Improve end-of-life care for all, say MPs
Social care should be free to everyone at the end of life, says a report by the Commons Health Committee which calls for better recording of what people want in their last days.
The MPs' report said there was "unacceptable variation" in the care received by people in England.
Care minister Norman Lamb said the government was looking carefully at a policy of free end-of-life social care.
End-of-life care is defined as people expected to die within 12 months.
Most have incurable or progressive illnesses.
Home or hospice
The health committee report, based on evidence from clinicians, charities and palliative care experts, found "great variation in quality and practice across both acute and community settings".
It recommended that one senior person in each NHS Trust be given responsibility for monitoring how end-of-life care is delivered.
Committee chairwoman Dr Sarah Wollaston MP said: "We must make sure that specialist palliative care expertise is accessible within hospitals and community settings as well as within our hospices."
Around 500,000 people die each year in England and Wales.
According to The Cicely Saunders Institute which conducts research into palliative care, approximately 53% of deaths occur in NHS hospitals, with around 21% occurring at home, 18% in care homes, 5% in hospices and 3% elsewhere.
This is despite the fact that two-thirds of people say they would prefer to die at home and 29% say they would prefer to die in a hospice.
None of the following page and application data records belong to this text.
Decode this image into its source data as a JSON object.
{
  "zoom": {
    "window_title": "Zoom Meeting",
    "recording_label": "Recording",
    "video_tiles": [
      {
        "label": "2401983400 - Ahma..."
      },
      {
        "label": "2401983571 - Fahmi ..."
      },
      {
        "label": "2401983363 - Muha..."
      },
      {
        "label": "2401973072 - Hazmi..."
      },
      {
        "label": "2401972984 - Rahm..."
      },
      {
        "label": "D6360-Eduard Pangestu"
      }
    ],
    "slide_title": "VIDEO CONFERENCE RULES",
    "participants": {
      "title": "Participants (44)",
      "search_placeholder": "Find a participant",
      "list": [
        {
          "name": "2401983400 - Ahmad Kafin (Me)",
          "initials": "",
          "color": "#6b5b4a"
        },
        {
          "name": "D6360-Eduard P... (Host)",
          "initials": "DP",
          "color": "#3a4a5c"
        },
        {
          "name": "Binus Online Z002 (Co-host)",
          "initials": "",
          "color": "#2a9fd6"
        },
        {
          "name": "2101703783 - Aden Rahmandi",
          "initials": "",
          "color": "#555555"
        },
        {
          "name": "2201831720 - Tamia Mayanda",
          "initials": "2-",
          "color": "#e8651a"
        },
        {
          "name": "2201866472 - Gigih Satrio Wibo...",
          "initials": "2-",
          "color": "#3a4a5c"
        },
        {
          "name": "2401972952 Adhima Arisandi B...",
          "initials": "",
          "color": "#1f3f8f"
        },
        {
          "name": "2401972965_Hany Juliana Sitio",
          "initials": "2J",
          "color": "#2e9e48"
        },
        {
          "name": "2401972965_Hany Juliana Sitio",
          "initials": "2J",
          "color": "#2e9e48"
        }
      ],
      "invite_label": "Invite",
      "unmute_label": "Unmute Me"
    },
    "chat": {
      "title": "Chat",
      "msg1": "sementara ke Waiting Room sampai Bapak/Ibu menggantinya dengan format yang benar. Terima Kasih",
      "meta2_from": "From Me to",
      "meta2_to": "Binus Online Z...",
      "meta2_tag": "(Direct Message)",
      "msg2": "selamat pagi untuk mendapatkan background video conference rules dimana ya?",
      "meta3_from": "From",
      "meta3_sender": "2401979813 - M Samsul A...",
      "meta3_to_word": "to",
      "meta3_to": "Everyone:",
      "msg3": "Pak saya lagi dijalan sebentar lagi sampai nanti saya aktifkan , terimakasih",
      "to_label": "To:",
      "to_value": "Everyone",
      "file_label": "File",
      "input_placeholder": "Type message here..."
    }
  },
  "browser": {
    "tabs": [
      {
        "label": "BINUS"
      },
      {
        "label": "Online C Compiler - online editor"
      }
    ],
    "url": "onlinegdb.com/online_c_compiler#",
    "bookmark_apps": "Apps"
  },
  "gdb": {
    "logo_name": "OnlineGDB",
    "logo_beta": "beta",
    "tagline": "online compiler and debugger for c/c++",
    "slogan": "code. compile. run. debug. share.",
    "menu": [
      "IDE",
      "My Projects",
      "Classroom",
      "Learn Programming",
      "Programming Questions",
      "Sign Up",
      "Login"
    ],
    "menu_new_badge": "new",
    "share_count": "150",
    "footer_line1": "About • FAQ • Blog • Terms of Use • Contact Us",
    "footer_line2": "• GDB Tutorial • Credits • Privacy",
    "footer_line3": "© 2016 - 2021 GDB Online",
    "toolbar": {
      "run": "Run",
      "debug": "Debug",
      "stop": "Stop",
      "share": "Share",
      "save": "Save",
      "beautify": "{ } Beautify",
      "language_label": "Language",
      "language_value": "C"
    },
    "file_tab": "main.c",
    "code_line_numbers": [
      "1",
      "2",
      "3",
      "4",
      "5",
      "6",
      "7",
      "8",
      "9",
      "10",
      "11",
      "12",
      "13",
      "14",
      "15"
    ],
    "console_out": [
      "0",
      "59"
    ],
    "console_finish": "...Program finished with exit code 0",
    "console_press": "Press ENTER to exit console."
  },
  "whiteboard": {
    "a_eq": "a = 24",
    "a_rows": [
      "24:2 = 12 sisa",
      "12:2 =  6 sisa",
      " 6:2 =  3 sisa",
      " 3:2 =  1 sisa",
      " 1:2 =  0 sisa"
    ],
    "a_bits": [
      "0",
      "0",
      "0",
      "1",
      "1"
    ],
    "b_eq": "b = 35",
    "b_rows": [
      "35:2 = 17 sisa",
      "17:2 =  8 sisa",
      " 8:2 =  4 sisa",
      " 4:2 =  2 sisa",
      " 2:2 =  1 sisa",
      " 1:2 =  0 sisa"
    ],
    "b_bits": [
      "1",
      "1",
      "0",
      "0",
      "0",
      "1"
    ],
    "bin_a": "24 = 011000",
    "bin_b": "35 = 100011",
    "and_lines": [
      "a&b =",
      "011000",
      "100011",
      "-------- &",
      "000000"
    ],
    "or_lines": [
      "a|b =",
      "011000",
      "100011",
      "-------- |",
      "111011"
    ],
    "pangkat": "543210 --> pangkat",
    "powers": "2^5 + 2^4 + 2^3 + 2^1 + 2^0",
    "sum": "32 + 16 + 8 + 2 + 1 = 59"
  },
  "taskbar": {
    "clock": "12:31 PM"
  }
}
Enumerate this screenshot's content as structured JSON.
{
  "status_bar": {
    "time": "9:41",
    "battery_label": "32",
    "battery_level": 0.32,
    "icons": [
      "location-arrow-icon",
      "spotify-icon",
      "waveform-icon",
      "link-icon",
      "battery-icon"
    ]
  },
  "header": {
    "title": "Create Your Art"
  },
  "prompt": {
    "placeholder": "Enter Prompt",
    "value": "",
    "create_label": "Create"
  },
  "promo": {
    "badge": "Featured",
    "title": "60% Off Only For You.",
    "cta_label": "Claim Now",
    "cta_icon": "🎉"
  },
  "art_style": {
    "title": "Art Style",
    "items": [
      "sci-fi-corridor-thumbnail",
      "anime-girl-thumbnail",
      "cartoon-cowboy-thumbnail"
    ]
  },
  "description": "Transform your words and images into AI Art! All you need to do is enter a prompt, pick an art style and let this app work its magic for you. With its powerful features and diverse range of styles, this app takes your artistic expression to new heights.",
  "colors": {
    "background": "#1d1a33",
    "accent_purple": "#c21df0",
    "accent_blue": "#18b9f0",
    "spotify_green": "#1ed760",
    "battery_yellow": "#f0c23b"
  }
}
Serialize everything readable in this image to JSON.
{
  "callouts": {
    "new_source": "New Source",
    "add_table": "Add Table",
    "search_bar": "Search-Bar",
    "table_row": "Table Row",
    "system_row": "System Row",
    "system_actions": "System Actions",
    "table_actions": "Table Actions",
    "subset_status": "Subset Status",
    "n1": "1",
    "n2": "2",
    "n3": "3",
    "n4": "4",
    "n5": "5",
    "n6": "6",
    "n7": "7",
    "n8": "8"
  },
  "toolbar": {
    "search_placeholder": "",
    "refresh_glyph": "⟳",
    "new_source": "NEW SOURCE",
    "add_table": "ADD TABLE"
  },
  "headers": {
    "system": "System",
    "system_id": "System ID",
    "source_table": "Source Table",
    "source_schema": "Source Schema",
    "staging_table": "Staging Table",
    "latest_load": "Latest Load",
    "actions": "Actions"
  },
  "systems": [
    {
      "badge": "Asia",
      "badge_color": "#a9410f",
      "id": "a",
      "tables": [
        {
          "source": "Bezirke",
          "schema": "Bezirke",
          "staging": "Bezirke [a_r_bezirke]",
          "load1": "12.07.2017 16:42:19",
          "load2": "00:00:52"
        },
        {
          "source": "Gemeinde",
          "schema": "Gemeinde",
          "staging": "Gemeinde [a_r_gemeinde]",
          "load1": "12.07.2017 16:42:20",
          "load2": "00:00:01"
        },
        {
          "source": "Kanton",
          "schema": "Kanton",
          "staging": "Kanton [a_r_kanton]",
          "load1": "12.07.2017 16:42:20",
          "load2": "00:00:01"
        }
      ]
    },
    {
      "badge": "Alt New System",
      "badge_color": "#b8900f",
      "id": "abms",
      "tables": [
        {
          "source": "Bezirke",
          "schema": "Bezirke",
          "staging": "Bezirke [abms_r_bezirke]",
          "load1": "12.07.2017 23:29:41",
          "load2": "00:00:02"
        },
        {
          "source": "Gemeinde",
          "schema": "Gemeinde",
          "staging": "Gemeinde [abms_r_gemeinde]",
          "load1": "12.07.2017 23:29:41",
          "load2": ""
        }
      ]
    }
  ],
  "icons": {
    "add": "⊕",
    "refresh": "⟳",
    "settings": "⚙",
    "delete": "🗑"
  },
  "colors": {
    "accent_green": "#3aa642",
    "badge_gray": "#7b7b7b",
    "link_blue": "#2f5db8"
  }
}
Linda Aitchison's husband, Neil, died from skin cancer nearly three years ago.
She said his last days in hospital were undignified:
"The problem for us was, there was a wonderful team of cancer care specialists within the hospital who did amazing work, but there weren't enough beds in that unit up until sort of 48 hours before he died.
"So he ended up for a week in a general medical care ward where staff had no training and no understanding of any needs of someone who wasn't going to get better.
"It was very shocking for all of us as a family to deal with that."
'A good death'
Diana Stevenson's father spent his last weeks with pancreatic cancer at home.
She said that having carers from the charity, Marie Curie, visiting every day helped the family give her dad the death he had wanted.
"The reassurance that you got as a family, that you had professionals coming in that you could ask questions and that would give you help, was enormous.
"So we could have gone down the hospital route, but we wanted to give Dad a good death, because you get one death, and I strongly believe that you should make it as a good as an experience as possible.
"As a family, it sounds strange, but we had a lovely six weeks together."
The committee said too often staff felt they lacked the confidence and training to talk about end-of-life issues with patients.
It recommended all staff should also be given relevant training on care planning, and bereavement support should be offered to families.
It also said it wanted the government to ensure that no-one died in hospital, rather than at home, "for want of a social care package of support".
Care Minister Norman Lamb said the government was examining the merits of free social care at the end of life.
"We are looking carefully at the costs and benefits of this policy, but we know that thanks to the hard work of health and care staff and carers, many people already receive good end-of-life care.
BBC Cost of Care project
The BBC has launched an online guide to the care system for the over-65s. The "care calculator" covers both residential care and the support provided in people's own homes, for tasks such as washing and dressing.
Users can submit their postcode and find out how much each service costs where they live in the UK.
There is also a dedicated BBC Cost of Care website with news stories, analysis and video.
- The care calculator
- Cost of Care website
- How the systems differ in the UK
- England's care cap explained
"We are determined to improve further, and by April, 70% of clinical commissioning groups should be capable of using electronic records to share end-of-life care choices across the health and care system so people's wishes can be respected."
Mr Lamb said that when this happened, more people died where they wanted to be, at home with loved ones.
However, Dr Jane Collins, chief executive of charity Marie Curie, said the current situation had to change.
"We see a big difference depending on the diagnosis, so you're more likely to get good care if you have cancer.
"The majority of people say they do not get the care and support they need and still around half of people in the UK die in hospital despite this being the more expensive option and the place where most people say they would not want to die.
"The challenge for the next government is clear - there needs to be a dramatic improvement in access to high-quality care in the community, available for people early on in their illnesses so that they can live well and stay out of hospital for as long as possible."